The most popular smart phone for physicians is the iPhone according to MedCrunch. A few top apps are listed below
Medscape. Used by over 3 million doctors, nurses and medical students worldwide, Medscape is big. You can use it for medical news, clinical reference to things like drugs, diseases, conditions and procedures, and even provides medical education.
EpocratesRx. This app is popular for drug interactions, research, Pill ID and medicine calculators. The lite version is free, but you can purchase the full version for $160.
NeuroMind is a great app for neurologists, neurosurgeons and med students. It provides basic safety checklist requirements via the World Health Organization, and has “interactive clinical decision support.” It is the number one neuro app with over 140,000 downloads.
In a previous post on this blog, Catch on to content marketing, I wrote that Pharma’s content-marketing opportunity is to make sure that when a doctor or a patient goes searching for health information that the right content is there waiting for them.
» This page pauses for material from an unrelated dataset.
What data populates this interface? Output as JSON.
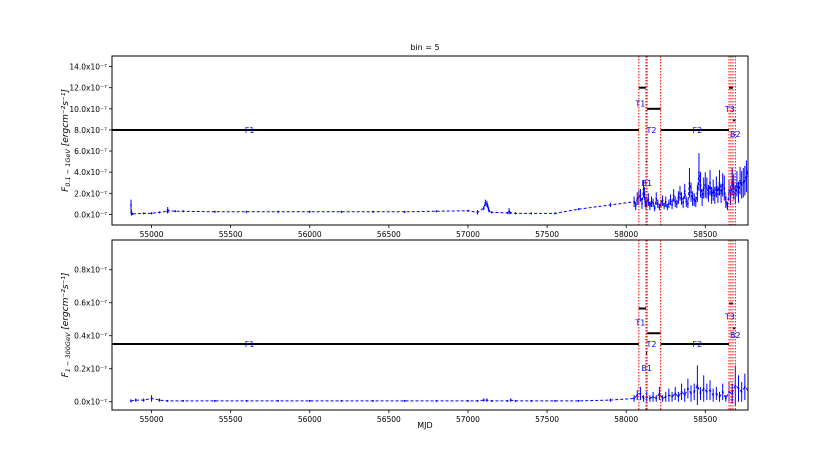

In the same post I quoted Dr Candice O’Sullivan of Australia’s Wellmark agency describing Pharma as “an industry well used to the rigours of consistently producing high-quality content.”
And yet, millions of patients and doctors still go to Wikipedia every month for the answers to their questions. I think that’s what’s known on the internet as a #Fail.
A new mobile game app designed by CyberDoctor showed improvements in medication adherence, diet and exercise in diabetes patients, according to a study.
The company said that breakthrough clinical trial results for the game, called PatientPartner," documented for the first time the effectiveness of a story-driven game in changing health behavior and biomarkers. The study was conducted among 100 nonadherence patients at Hershey, Pa.-based Pinnacle Health Systems and presented at the Health2.0 Conference Wednesday in Santa Clara, Calif.